[Dataset rows for apps and sites]
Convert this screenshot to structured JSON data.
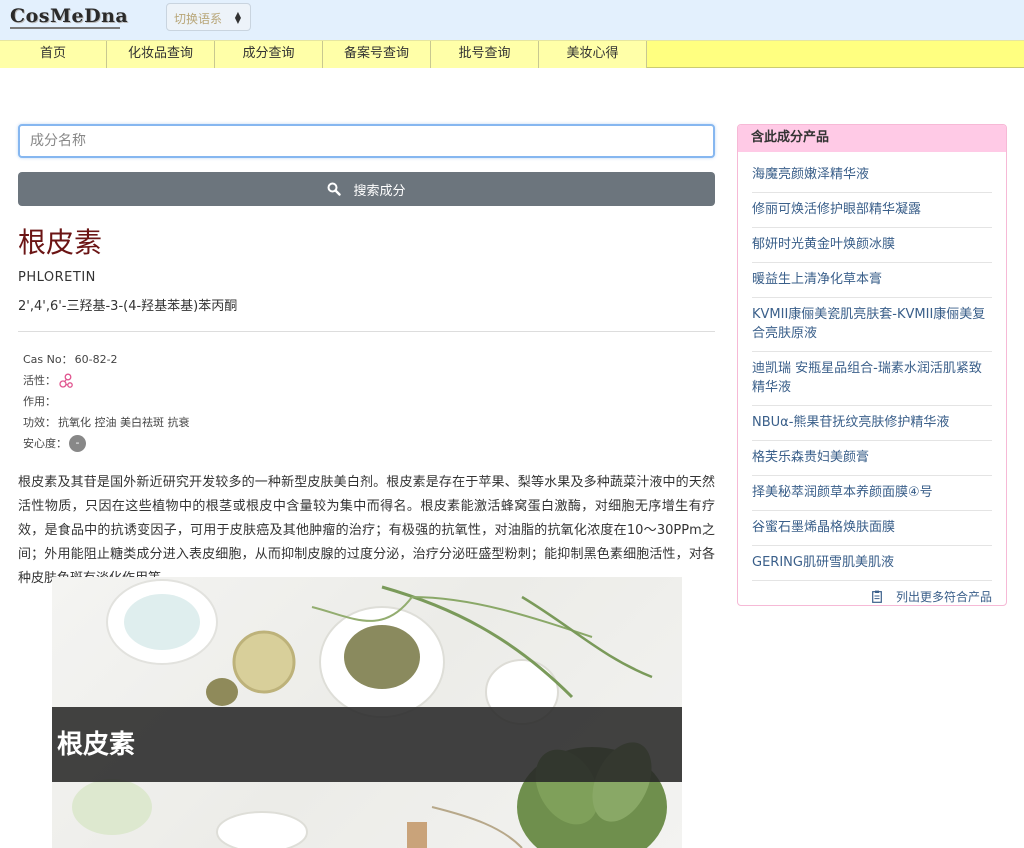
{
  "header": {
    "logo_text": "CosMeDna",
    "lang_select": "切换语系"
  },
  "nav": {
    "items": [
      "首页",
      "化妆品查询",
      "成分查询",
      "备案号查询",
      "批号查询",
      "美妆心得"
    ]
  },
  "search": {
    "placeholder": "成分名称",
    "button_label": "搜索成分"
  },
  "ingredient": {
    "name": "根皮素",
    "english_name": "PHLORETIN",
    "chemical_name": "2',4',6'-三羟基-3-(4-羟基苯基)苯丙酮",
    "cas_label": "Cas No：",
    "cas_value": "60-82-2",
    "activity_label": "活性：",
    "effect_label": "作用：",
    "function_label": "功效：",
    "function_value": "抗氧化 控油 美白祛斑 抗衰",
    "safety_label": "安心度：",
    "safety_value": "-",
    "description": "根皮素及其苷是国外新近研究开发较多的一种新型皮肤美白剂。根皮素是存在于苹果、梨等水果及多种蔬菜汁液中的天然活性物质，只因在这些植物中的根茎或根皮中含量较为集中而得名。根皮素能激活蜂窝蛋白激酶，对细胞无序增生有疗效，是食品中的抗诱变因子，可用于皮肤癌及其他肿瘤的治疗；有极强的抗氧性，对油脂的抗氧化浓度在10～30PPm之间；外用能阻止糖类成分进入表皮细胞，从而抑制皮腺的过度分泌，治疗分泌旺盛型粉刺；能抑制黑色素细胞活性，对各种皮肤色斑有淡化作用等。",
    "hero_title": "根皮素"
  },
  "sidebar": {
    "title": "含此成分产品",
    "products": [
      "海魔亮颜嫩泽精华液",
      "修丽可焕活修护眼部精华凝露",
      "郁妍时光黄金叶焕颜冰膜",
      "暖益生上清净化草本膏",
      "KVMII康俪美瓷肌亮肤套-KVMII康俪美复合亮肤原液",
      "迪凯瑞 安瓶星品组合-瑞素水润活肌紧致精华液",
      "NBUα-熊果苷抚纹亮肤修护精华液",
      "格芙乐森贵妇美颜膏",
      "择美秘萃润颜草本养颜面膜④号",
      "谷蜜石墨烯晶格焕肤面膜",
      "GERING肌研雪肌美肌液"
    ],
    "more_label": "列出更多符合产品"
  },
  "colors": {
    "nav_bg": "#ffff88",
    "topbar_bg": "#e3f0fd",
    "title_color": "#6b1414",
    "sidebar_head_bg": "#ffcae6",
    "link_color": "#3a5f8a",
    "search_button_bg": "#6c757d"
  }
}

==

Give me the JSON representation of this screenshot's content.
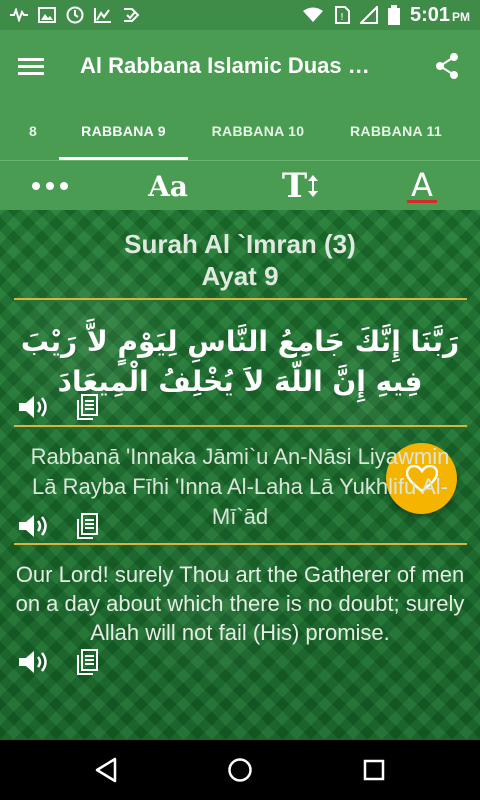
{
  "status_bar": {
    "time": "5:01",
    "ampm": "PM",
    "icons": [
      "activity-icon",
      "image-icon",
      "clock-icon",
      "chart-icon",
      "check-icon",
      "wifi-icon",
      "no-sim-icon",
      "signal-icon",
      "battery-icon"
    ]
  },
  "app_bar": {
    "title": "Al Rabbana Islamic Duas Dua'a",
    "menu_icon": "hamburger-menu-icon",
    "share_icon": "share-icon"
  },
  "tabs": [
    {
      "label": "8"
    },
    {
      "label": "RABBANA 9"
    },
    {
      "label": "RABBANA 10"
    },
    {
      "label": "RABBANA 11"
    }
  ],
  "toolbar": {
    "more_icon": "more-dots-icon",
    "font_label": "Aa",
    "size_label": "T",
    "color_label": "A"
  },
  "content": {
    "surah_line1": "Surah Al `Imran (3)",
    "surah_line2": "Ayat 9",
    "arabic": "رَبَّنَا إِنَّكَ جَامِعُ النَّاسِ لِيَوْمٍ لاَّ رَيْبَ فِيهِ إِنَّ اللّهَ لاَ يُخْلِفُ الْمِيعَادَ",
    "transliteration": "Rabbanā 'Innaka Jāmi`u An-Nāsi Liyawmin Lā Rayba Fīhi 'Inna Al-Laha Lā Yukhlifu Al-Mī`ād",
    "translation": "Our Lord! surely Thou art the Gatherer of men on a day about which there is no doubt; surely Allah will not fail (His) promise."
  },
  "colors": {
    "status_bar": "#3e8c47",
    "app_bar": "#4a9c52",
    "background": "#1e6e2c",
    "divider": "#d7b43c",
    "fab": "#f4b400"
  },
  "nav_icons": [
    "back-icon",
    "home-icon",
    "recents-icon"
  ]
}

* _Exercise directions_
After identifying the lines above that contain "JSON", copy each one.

* _Response area_
Convert this screenshot to structured JSON data.
Give me the JSON representation of this screenshot's content.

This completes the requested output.